WHAT TO PRODUCE: The answer should contain all of the records below, each one copied word for word.

DATA RECORDS:
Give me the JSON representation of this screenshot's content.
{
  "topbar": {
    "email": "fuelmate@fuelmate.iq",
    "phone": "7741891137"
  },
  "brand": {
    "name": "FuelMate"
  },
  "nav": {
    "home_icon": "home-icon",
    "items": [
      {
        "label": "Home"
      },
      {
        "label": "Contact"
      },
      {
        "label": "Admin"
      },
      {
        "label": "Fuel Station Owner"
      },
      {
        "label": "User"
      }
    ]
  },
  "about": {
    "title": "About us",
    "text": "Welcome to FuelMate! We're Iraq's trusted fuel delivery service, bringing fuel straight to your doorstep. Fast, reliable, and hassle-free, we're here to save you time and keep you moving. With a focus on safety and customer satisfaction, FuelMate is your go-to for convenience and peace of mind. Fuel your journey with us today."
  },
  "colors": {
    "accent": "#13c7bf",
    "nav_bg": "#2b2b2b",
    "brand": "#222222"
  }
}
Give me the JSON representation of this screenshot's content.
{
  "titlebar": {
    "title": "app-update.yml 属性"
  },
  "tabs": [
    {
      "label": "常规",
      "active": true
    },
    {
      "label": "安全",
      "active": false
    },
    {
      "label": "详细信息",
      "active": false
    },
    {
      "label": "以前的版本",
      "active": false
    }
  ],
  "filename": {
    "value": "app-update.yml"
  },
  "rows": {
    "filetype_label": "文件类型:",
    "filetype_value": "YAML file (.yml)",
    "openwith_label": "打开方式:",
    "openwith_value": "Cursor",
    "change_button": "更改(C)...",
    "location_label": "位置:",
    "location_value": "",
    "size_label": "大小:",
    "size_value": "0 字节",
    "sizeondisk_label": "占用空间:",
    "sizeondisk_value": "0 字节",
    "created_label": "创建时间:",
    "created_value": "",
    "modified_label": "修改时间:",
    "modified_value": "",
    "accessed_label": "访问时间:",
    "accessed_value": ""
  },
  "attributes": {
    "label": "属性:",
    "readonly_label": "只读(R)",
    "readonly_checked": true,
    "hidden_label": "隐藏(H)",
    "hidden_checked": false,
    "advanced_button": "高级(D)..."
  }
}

EXERCISE RESULT:
Give me the JSON representation of this screenshot's content.
{
  "topbar": {
    "email": "fuelmate@fuelmate.iq",
    "phone": "7741891137"
  },
  "brand": {
    "name": "FuelMate"
  },
  "nav": {
    "home_icon": "home-icon",
    "items": [
      {
        "label": "Home"
      },
      {
        "label": "Contact"
      },
      {
        "label": "Admin"
      },
      {
        "label": "Fuel Station Owner"
      },
      {
        "label": "User"
      }
    ]
  },
  "about": {
    "title": "About us",
    "text": "Welcome to FuelMate! We're Iraq's trusted fuel delivery service, bringing fuel straight to your doorstep. Fast, reliable, and hassle-free, we're here to save you time and keep you moving. With a focus on safety and customer satisfaction, FuelMate is your go-to for convenience and peace of mind. Fuel your journey with us today."
  },
  "colors": {
    "accent": "#13c7bf",
    "nav_bg": "#2b2b2b",
    "brand": "#222222"
  }
}
Give me the JSON representation of this screenshot's content.
{
  "titlebar": {
    "title": "app-update.yml 属性"
  },
  "tabs": [
    {
      "label": "常规",
      "active": true
    },
    {
      "label": "安全",
      "active": false
    },
    {
      "label": "详细信息",
      "active": false
    },
    {
      "label": "以前的版本",
      "active": false
    }
  ],
  "filename": {
    "value": "app-update.yml"
  },
  "rows": {
    "filetype_label": "文件类型:",
    "filetype_value": "YAML file (.yml)",
    "openwith_label": "打开方式:",
    "openwith_value": "Cursor",
    "change_button": "更改(C)...",
    "location_label": "位置:",
    "location_value": "",
    "size_label": "大小:",
    "size_value": "0 字节",
    "sizeondisk_label": "占用空间:",
    "sizeondisk_value": "0 字节",
    "created_label": "创建时间:",
    "created_value": "",
    "modified_label": "修改时间:",
    "modified_value": "",
    "accessed_label": "访问时间:",
    "accessed_value": ""
  },
  "attributes": {
    "label": "属性:",
    "readonly_label": "只读(R)",
    "readonly_checked": true,
    "hidden_label": "隐藏(H)",
    "hidden_checked": false,
    "advanced_button": "高级(D)..."
  }
}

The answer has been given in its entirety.